Exercise >>
Your response should consist of every line below, reproduced without alteration.
+---+
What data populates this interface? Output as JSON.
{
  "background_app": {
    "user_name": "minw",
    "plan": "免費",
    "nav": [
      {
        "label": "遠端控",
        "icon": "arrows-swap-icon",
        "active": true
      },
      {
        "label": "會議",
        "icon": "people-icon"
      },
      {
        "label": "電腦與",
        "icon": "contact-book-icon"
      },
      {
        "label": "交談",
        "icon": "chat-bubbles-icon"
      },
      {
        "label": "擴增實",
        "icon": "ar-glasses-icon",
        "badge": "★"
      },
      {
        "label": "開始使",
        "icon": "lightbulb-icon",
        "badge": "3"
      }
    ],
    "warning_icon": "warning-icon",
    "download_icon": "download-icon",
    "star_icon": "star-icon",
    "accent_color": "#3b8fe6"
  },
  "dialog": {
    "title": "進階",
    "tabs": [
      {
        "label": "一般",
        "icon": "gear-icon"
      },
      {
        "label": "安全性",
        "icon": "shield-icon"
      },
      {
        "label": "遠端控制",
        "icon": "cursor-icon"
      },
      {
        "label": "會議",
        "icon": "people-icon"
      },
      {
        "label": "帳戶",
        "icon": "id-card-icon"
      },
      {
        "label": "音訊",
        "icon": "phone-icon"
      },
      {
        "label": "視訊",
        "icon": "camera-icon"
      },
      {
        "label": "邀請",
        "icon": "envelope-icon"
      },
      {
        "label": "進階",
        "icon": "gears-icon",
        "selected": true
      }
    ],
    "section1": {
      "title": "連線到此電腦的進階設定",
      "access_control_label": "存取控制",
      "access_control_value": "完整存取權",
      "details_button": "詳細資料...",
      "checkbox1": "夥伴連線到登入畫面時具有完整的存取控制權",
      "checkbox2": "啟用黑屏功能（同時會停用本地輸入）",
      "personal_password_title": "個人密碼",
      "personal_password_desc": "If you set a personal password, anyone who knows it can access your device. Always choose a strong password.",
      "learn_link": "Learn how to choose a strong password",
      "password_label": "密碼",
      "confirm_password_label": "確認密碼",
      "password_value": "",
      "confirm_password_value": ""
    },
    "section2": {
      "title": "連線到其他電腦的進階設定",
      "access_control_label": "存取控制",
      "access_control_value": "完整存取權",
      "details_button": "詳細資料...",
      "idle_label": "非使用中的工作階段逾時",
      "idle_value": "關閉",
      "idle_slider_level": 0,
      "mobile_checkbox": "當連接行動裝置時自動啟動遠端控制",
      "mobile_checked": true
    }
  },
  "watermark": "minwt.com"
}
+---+
Solution for this problem >>
What data populates this interface? Output as JSON.
{
  "background_app": {
    "user_name": "minw",
    "plan": "免費",
    "nav": [
      {
        "label": "遠端控",
        "icon": "arrows-swap-icon",
        "active": true
      },
      {
        "label": "會議",
        "icon": "people-icon"
      },
      {
        "label": "電腦與",
        "icon": "contact-book-icon"
      },
      {
        "label": "交談",
        "icon": "chat-bubbles-icon"
      },
      {
        "label": "擴增實",
        "icon": "ar-glasses-icon",
        "badge": "★"
      },
      {
        "label": "開始使",
        "icon": "lightbulb-icon",
        "badge": "3"
      }
    ],
    "warning_icon": "warning-icon",
    "download_icon": "download-icon",
    "star_icon": "star-icon",
    "accent_color": "#3b8fe6"
  },
  "dialog": {
    "title": "進階",
    "tabs": [
      {
        "label": "一般",
        "icon": "gear-icon"
      },
      {
        "label": "安全性",
        "icon": "shield-icon"
      },
      {
        "label": "遠端控制",
        "icon": "cursor-icon"
      },
      {
        "label": "會議",
        "icon": "people-icon"
      },
      {
        "label": "帳戶",
        "icon": "id-card-icon"
      },
      {
        "label": "音訊",
        "icon": "phone-icon"
      },
      {
        "label": "視訊",
        "icon": "camera-icon"
      },
      {
        "label": "邀請",
        "icon": "envelope-icon"
      },
      {
        "label": "進階",
        "icon": "gears-icon",
        "selected": true
      }
    ],
    "section1": {
      "title": "連線到此電腦的進階設定",
      "access_control_label": "存取控制",
      "access_control_value": "完整存取權",
      "details_button": "詳細資料...",
      "checkbox1": "夥伴連線到登入畫面時具有完整的存取控制權",
      "checkbox2": "啟用黑屏功能（同時會停用本地輸入）",
      "personal_password_title": "個人密碼",
      "personal_password_desc": "If you set a personal password, anyone who knows it can access your device. Always choose a strong password.",
      "learn_link": "Learn how to choose a strong password",
      "password_label": "密碼",
      "confirm_password_label": "確認密碼",
      "password_value": "",
      "confirm_password_value": ""
    },
    "section2": {
      "title": "連線到其他電腦的進階設定",
      "access_control_label": "存取控制",
      "access_control_value": "完整存取權",
      "details_button": "詳細資料...",
      "idle_label": "非使用中的工作階段逾時",
      "idle_value": "關閉",
      "idle_slider_level": 0,
      "mobile_checkbox": "當連接行動裝置時自動啟動遠端控制",
      "mobile_checked": true
    }
  },
  "watermark": "minwt.com"
}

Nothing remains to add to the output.